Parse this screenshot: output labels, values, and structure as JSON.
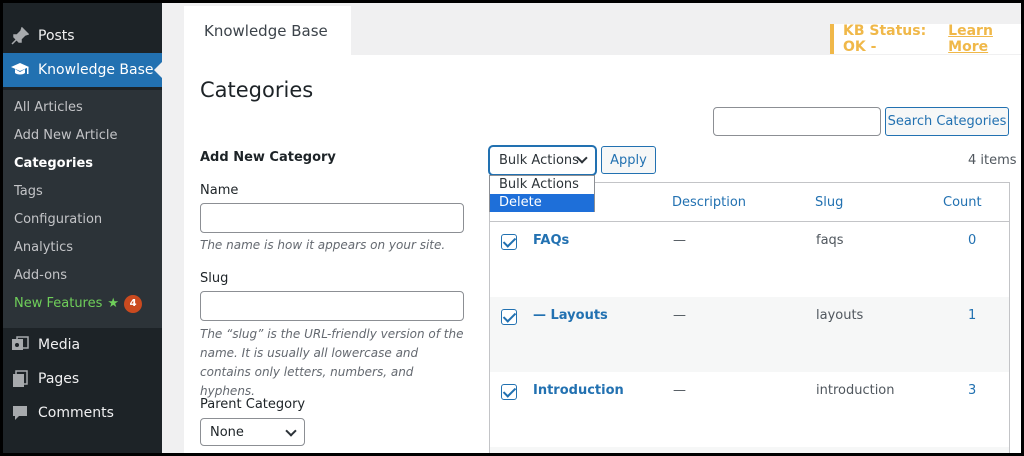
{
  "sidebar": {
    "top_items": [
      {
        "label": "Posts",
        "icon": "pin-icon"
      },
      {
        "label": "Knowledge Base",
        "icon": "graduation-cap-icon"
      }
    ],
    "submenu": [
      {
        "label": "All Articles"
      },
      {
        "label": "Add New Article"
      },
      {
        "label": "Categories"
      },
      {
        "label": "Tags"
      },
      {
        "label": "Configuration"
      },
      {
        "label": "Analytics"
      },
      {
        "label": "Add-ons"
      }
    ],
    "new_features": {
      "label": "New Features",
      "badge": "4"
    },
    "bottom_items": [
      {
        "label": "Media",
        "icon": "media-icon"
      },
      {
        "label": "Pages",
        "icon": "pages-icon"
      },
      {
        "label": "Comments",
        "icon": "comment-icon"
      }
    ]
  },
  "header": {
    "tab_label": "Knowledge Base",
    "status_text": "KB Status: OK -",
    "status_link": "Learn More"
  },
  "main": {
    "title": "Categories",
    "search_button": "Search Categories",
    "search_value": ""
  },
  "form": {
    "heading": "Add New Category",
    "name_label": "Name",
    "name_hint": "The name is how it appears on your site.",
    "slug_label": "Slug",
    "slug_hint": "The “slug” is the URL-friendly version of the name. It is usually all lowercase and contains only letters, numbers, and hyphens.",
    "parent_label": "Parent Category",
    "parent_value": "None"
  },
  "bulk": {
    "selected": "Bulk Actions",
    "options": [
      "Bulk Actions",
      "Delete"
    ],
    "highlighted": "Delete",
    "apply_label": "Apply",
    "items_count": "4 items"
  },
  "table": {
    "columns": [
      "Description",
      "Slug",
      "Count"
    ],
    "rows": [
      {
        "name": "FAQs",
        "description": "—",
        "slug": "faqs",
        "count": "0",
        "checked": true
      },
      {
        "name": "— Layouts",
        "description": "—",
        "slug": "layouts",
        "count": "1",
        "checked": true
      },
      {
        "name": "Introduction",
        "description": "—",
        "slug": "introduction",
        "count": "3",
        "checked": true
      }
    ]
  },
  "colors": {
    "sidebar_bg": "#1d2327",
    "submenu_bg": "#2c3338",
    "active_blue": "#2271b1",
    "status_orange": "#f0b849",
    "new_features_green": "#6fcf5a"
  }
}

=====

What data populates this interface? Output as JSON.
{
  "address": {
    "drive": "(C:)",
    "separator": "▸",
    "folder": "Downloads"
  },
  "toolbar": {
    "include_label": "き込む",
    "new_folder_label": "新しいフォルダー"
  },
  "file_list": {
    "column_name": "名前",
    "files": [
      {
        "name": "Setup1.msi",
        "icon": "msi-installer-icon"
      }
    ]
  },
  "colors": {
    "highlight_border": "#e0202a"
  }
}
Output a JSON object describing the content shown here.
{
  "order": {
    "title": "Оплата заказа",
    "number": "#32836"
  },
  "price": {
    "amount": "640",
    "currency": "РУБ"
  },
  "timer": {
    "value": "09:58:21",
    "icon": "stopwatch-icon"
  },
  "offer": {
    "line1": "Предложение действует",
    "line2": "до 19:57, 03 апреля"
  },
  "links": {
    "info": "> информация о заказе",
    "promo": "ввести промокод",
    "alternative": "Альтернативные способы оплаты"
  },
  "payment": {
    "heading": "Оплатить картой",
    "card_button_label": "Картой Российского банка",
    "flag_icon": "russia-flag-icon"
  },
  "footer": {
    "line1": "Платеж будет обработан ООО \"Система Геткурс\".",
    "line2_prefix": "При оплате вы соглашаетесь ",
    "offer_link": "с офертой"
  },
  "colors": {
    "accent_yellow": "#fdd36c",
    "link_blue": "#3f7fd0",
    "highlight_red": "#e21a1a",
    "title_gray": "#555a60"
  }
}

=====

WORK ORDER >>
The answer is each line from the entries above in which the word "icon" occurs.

SOLUTION TO THE EXERCISE >>
        "icon": "pin-icon"
        "icon": "graduation-cap-icon"
        "icon": "media-icon"
        "icon": "pages-icon"
        "icon": "comment-icon"
        "icon": "msi-installer-icon"
    "icon": "stopwatch-icon"
    "flag_icon": "russia-flag-icon"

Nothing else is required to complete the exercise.